Thanks also to the local Canwest folks out east for reporting the story in Quebec, and to the Montreal Gazette for carrying it. Not surprisingly, our local BC media did not see fit to report on the reading here. Likewise it escaped the notice of the national media that two provinces introduced more or less identical legislation on the same day. I guess they do not consider it newsworthy when events and issues bring people together, as opposed to dividing them ... especially in the arena of partisan politics. Which is fine. Gives us citizen journalists an opportunity to hone our skills.

National Holodomor Awareness Week continues through November 29. You can find a list of commemorative events across the country here or visit the UCC website.

Ukraine Remembers – the World Acknowledges
Україна пам'ятає - Світ визнає


Ukrainian Canadian said...

Good stuff - now we need to find the actual bill online!

Pawlina said...

I agree! All I could find was that draft transcipt from Hansard.

It would be nice for the BC bill to be online in as elegant a format as the Quebec one.

Hopefully Mr. Ralston will have someone post it soon.

Vasyl Pawlowsky said...

It is great to hear that both BC and QC passed bills on the same day regarding the recognition of the 1932-33 famine as genocide.

We must not forget that so much of that work of what defined genocide was done by Dr. Raphael Lemkin who was recoginzed as "father of the genocide convention."

Lemkin himself in 1953 at a lecture in New York City it was Lemkin who even noted that there was "destruction of the Ukrainian nation" as the "classic example of Soviet genocide," adding insightfully: "The Ukrainian is not and never has been a Russian. His culture, his temperament, his language, his religion, are all different ... to eliminate (Ukrainian) nationalism ... the Ukrainian peasantry was sacrificed ... a famine was necessary for the Soviet and so they got one to order ... if the Soviet program succeeds completely, if the intelligentsia, the priest, and the peasant can be eliminated then Ukraine will be as dead as if every Ukrainian were killed, for it will have lost that part of it which has kept and developed its culture, its beliefs, its common ideas, which have guided it and given it a soul, which, in short, made it a nation ... This is not simply a case of mass murder. It is a case of genocide, of the destruction, not of individuals only, but of a culture and a nation."

That was in 1953 only twenty years after that horrid period of the history of mankind in the twentieth century.

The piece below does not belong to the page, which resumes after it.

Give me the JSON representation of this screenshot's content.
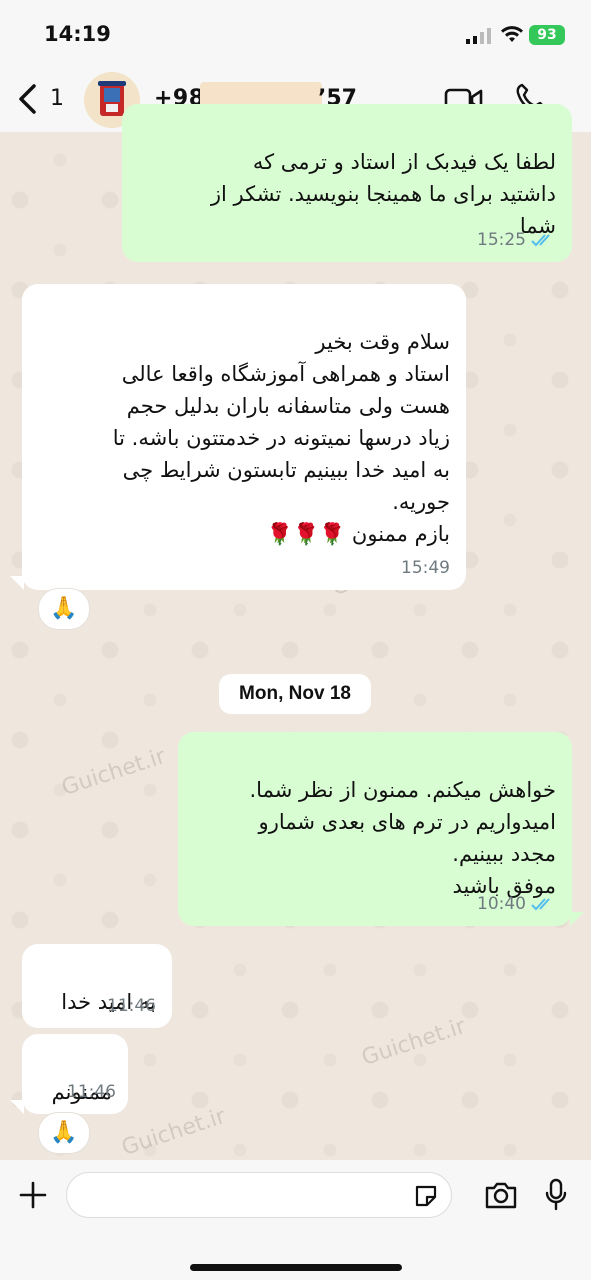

The world must recognize the Holodomor as a genocide if they are to recognize the definition of genocide. For the father of the definition himself recognized what an autrocity had taken place.. or has the world leaders, particularly those in Europe, following in the path that many of them did after the Treaty of Versailles but with a twist. Rather than ingnoring the newly formed Soviet Union back they are now kissing the ass of the Russian Federation for the reasons outlined by Lubomyr Luciuk in the Opinion piece linked to above which appeared in the Montreal Gazette on Friday November 27, 2009.

Pawlina said...

The world must recognize the Holodomor as a genocide if they are to recognize the definition of genocide.

Powerfully stated, Vasyl.

Featured Post

Giving Tuesday - Worthy Ukrainian (and other) causes to support

After the excitement of Black Friday and Cyber Monday subsides, along comes Giving Tuesday. Also known as the Global Day of Giving, or in Uk...